4.       FTX: The Contagion

What is more worrisome than the political catfight is other crypto companies’ exposure to FTX, which means that we are likely to see more companies collapsing in the near future. On November 11, California's Department of Financial Protection and Innovation announced that it is suspending the state license of major crypto lender BlockFi. Within four days, BlockFi froze withdrawals and limited activity while preparing for a potential bankruptcy. Other crypto lending companies seem to be headed in the same direction.

5.       FTX: The Hot Potato
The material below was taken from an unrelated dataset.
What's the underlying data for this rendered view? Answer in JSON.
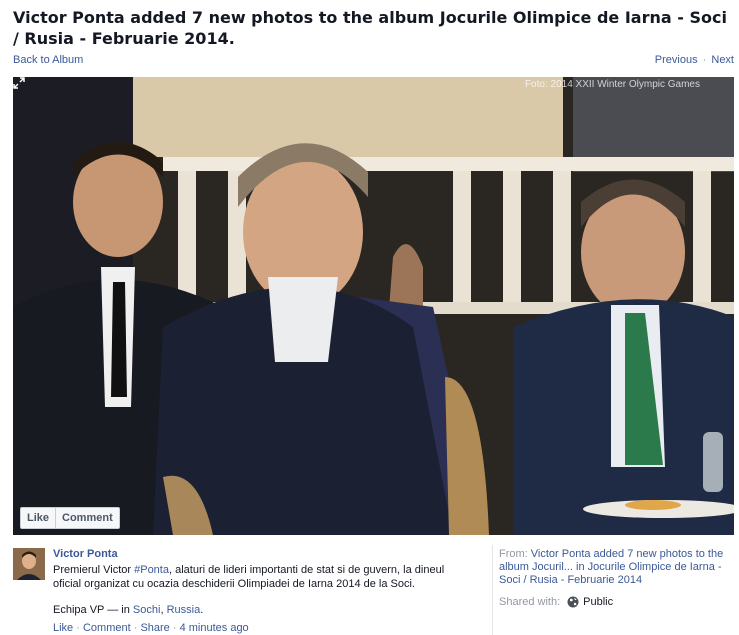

Everyone in Washington knows that recurrent crypto failures happen because of the lack of regulation. But, until regulation comes about, everyone wants to appear to be “doing something” in the face of the disaster, or at least be able to say, “I did my job, and it is not on me.” U.S. Treasury Secretary Janet Yellen said the industry needs “very careful regulation.” On November 16, Sen. Elizabeth Warren (D-MA) and Sen. Dick Durbin (D-IL) sent a letter to SBF and FTX’s current CEO, John Jay Ray III, asking for more information. Two days later, the Chairman of the Subcommittee on Economic and Consumer Policy, Rep. Raja Krishnamoorthi (D-IL) sent a similar letter. And bipartisan leadership of the House and Senate financial regulatory committees said they want SBF, who is not currently in the U.S., to testify (again!) before Congress.

6.       FTX: The Regulation

Many are speculating that a crypto regulation will shortly follow. So, let’s think of how monumental this task is for Congress. Following the Terra Luna collapse last May, regulating stablecoins became the most pressing priority, and the Waters-McHenry bill was born. Now, with the FTX debacle, regulating general trading in crypto assets, a much broader activity than the mere use of stablecoin, will become a priority (currently addressed by the Lummis-Gillibrand bill). Determining whether the SEC or the Commodity Futures Trading Commission (CFTC) would be the prime crypto regulator is a third priority. The relevant proposal here is the Digital Commodities Consumer Protection Act, but, now, it is expected to face backlash because it was strongly backed by SBF.

Now, add to all of this that we currently have a divided Congress (which slows down legislation), the complexity of crypto itself, and the fact that the crypto sector’s market cap is quickly shrinking (currently less than $1T) and that it still seems isolated from broader financial markets, and you will soon realize that a comprehensive crypto regulation is not necessarily forthcoming. Perhaps that is why some experts expect that Congress may continue to depend on agencies, such as the SEC and the CFTC, in the foreseeable future.

7.       FTX: The Quote

“You all deserve frameworks that let regulators protect customers while allowing freedom.” SBF on Twitter on November 16.

Join me in conversation on Twitter or LinkedIn or leave a comment below.

See you next week!